Miami Jewish Federation/UJA Campaign, are now working
with the Rubins to determine seminar subjects and speakers.
“This is a very fitting tribute
to a man who dedicated himself to Jewish education during
his lifetime,” said Dr. Chaim Botwinick, CAJE’s
CEO and president.
For Rubin, the effort was a reasonable
one deriving from his long relationship with the Greenbergs.
“Yitz was a mentor to the entire
community during the Vietnam era and I had the chance
to become friends with the entire family,” Rubin
said. “J.J. was a very special young man.”
Rubin praised the Greenbergs for providing
leadership during the tumultuous era of the 1960s and
numerous efforts since.
“Both Yitz and Blu were very important
in my own development,” Rubin said.
The Rubins donated their grant through their Targum
Shlishi (Third Interpretation) Foundation.
“Because J.J. was dedicated to educational
outreach, giving the grant in his memory just seemed
the right thing to do,” Rubin said.
Jacob Solomon, the executive vice president
of the Greater Miami Jewish Federation, praised the
Rubins and CAJE for their efforts.
“While it is a tragedy to lose someone
as young, as gifted, and as full of promise as J.J.,
we can take comfort in knowing that, thanks to this
grant in his memory, our teachers and administrators
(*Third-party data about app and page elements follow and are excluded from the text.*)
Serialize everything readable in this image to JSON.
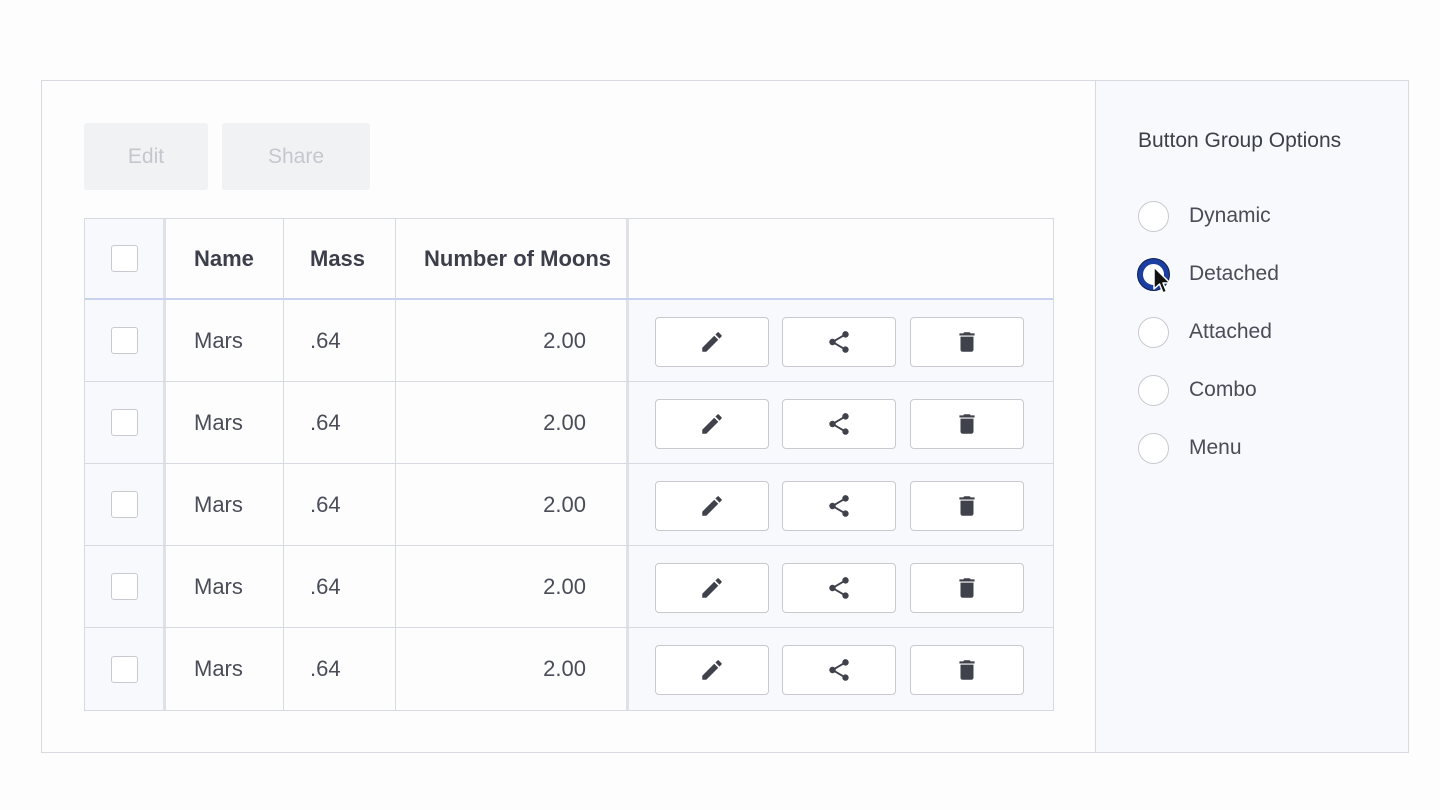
{
  "toolbar": {
    "edit_label": "Edit",
    "share_label": "Share"
  },
  "table": {
    "headers": {
      "name": "Name",
      "mass": "Mass",
      "moons": "Number of Moons"
    },
    "rows": [
      {
        "name": "Mars",
        "mass": ".64",
        "moons": "2.00"
      },
      {
        "name": "Mars",
        "mass": ".64",
        "moons": "2.00"
      },
      {
        "name": "Mars",
        "mass": ".64",
        "moons": "2.00"
      },
      {
        "name": "Mars",
        "mass": ".64",
        "moons": "2.00"
      },
      {
        "name": "Mars",
        "mass": ".64",
        "moons": "2.00"
      }
    ],
    "row_actions": [
      "pencil-icon",
      "share-icon",
      "trash-icon"
    ]
  },
  "sidebar": {
    "title": "Button Group Options",
    "options": [
      {
        "label": "Dynamic",
        "selected": false
      },
      {
        "label": "Detached",
        "selected": true
      },
      {
        "label": "Attached",
        "selected": false
      },
      {
        "label": "Combo",
        "selected": false
      },
      {
        "label": "Menu",
        "selected": false
      }
    ]
  },
  "colors": {
    "accent": "#1b3fa0",
    "border": "#d8dae1",
    "disabled_text": "#c4c7cd"
  }
}
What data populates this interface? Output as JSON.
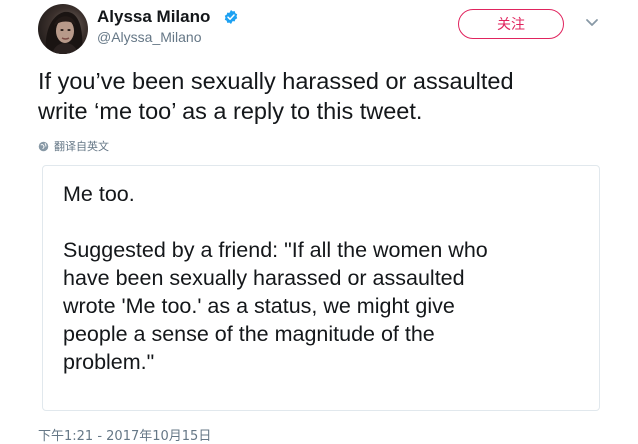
{
  "user": {
    "name": "Alyssa Milano",
    "handle": "@Alyssa_Milano",
    "verified": true,
    "verified_icon": "verified-badge-icon",
    "avatar_icon": "profile-avatar"
  },
  "actions": {
    "follow_label": "关注",
    "follow_color": "#e0245e",
    "menu_icon": "chevron-down-icon"
  },
  "tweet": {
    "lines": [
      "If you’ve been sexually harassed or assaulted",
      "write ‘me too’ as a reply to this tweet."
    ]
  },
  "translate": {
    "label": "翻译自英文",
    "icon": "globe-icon"
  },
  "card": {
    "line1": "Me too.",
    "body_lines": [
      "Suggested by a friend: \"If all the women who",
      "have been sexually harassed or assaulted",
      "wrote 'Me too.' as a status, we might give",
      "people a sense of the magnitude of the",
      "problem.\""
    ]
  },
  "timestamp": "下午1:21 - 2017年10月15日",
  "colors": {
    "text": "#14171a",
    "secondary": "#657786",
    "verified_blue": "#1da1f2",
    "border": "#e1e8ed"
  }
}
will be able to enhance their professional skills that
are so important for the well-being and future of our
children,” Solomon said.